TASK INSTRUCTIONS:
Below are some entries. Copy each line in them that holds "data".

RECORDS SHOWN:
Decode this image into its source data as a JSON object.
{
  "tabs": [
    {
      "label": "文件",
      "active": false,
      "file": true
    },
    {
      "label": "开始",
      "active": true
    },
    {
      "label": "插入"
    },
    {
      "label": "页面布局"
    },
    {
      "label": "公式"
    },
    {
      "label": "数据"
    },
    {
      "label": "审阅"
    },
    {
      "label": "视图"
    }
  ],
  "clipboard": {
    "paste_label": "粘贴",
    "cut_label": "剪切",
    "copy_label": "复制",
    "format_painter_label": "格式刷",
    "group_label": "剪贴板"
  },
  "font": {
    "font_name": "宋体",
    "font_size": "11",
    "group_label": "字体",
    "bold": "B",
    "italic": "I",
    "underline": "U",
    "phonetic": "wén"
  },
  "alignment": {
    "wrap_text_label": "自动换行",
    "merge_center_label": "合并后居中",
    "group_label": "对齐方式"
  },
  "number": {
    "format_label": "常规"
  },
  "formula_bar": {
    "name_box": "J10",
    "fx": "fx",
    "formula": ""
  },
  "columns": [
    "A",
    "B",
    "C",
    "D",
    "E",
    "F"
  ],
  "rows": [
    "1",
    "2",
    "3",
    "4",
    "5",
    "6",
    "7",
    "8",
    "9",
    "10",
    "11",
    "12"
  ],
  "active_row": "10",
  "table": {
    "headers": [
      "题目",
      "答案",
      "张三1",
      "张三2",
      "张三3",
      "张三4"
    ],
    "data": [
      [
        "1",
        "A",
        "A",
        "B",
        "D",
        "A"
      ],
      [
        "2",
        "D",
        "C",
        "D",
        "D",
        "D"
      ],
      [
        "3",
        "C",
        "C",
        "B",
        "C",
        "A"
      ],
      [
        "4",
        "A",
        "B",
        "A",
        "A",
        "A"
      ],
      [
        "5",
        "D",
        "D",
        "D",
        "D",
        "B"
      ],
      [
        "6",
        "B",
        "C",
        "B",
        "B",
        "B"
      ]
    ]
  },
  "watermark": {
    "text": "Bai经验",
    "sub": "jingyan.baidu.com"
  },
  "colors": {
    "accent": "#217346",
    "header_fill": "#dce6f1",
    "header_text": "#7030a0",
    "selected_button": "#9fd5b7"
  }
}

WRITTEN ANSWER:
Decode this image into its source data as a JSON object.
    "data": [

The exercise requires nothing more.